A World of Wedges
Where else besides the kitchen can you find wedges? Let’s go on a “wedges hunt” and find out. You won’t have to look far.
Just check out almost any garage or toolbox. Nails are wedges. So are thumbtacks and pushpins. They are like the tines of a fork. After these wedges are driven into a material, such as wood or cork, friction holds them in place. That’s how a wooden chair stays together. And that’s how your latest and greatest science report stays pinned to the bulletin board.
Lots of garden equipment is made of wedges. These include the blades of shovels, hoes, and weeding tools—pretty much anything designed to dig. Wedges are great for cutting, too, like the blades of lawn mowers and garden shears.
Want to think bigger? How about the blade of a bulldozer and the plows on farm equipment? Snowplows use wedges to scrape snow off roads. The shape of the wedge allows the plow to reach beneath the snow and lift off the road.
When you pull down on a zipper tab, a small wedge inside the slider pushes the teeth apart.

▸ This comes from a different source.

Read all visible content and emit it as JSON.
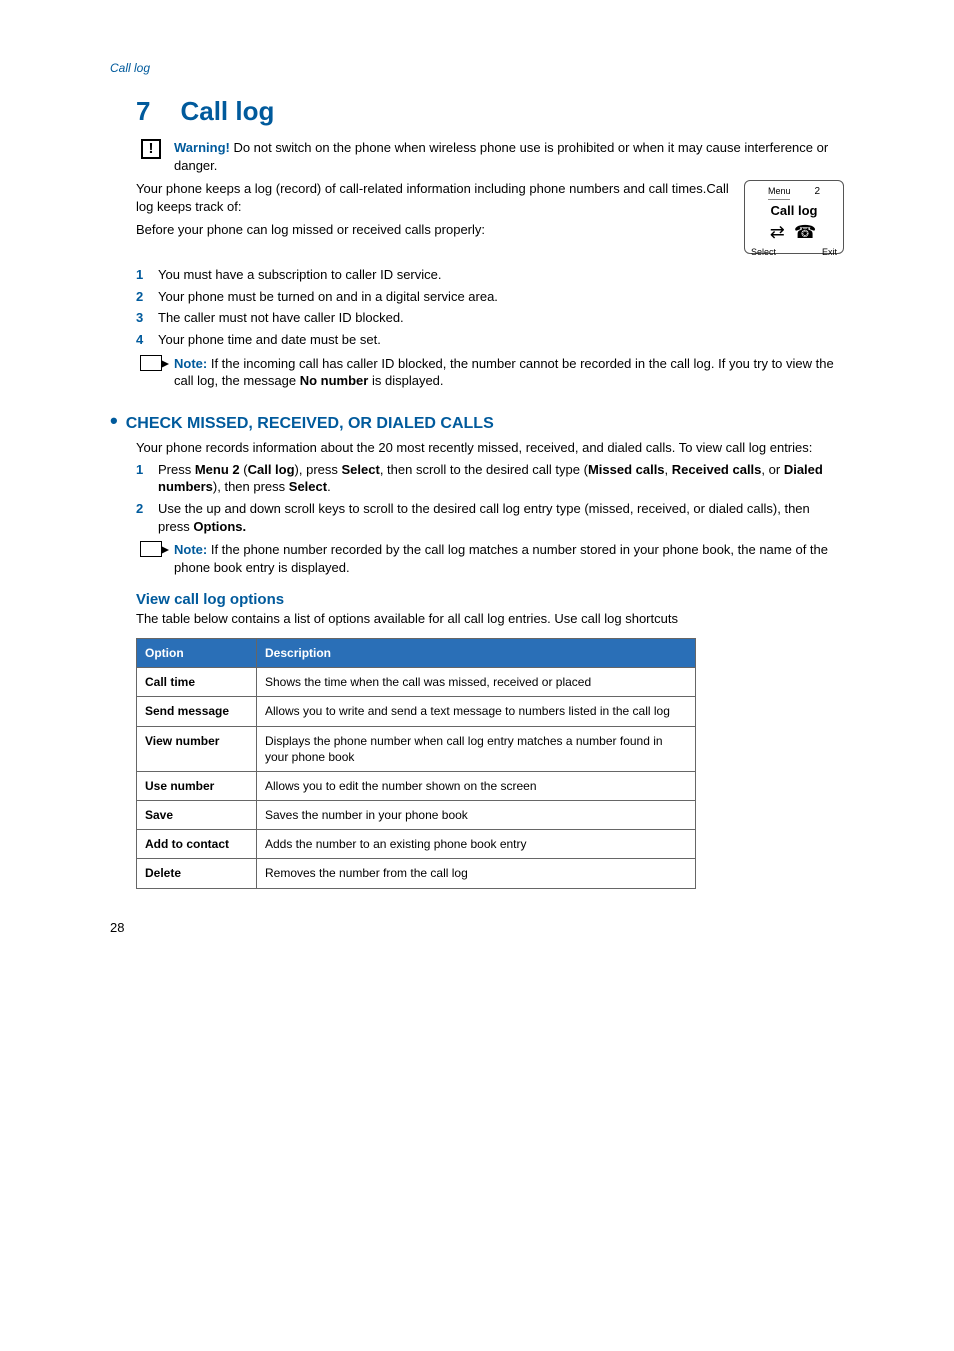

Some wedges are easy to see, and you can tell right away how they work. For instance, you can see how a sculptor uses a chisel to break off bits of rock while creating a statue. But some tools have wedges hidden inside them. You can’t see the wedges, yet the tool couldn’t work without them. One of these tools is something you probably use every day. It’s on pants, jackets, book bags, and lots of other things. Can you guess what it is? It’s a zipper!
You wouldn’t be able to apply enough force with only your fingers to interlock the two sides of a zipper. But it’s easy with wedges. When you pull up on the zipper, small wedges inside the slider push the teeth together. When you pull down, another wedge separates the teeth, like a tiny axe splitting wood.
Wedges on the Move
So far, most of the wedges you have read about cut through solid matter, like wood, soil, and food. But liquids and gases are matter, too. Do wedges cut through this matter? Sure, just look at the front of a boat. The wedge shape of the bow lets the boat slice through the water with ease.
Designers of all kinds of vehicles take advantage of wedges. Have you ever noticed how the front of cars, planes, and trains usually are narrower than the rest of the vehicle? That general wedge shape makes it easier for the vehicle to push away all of the air particles as it moves. Then it can go faster, use less effort, and therefore use less fuel.
Shaping vehicles like wedges is a great idea, but all we’re doing is following nature’s lead. Many animals have a sleek wedge shape that helps them move swiftly. Bird beaks are a great example. So are the sleek shapes of dolphins and most sharks. Their tapered body helps give them the speed with less effort.
Back at the Campsite
Now that you know something about wedges, think about some ways you might use this simple machine on a camping trip.
Here’s a question to jumpstart your thinking: What would you use to roast marshmallows over that campfire you helped start?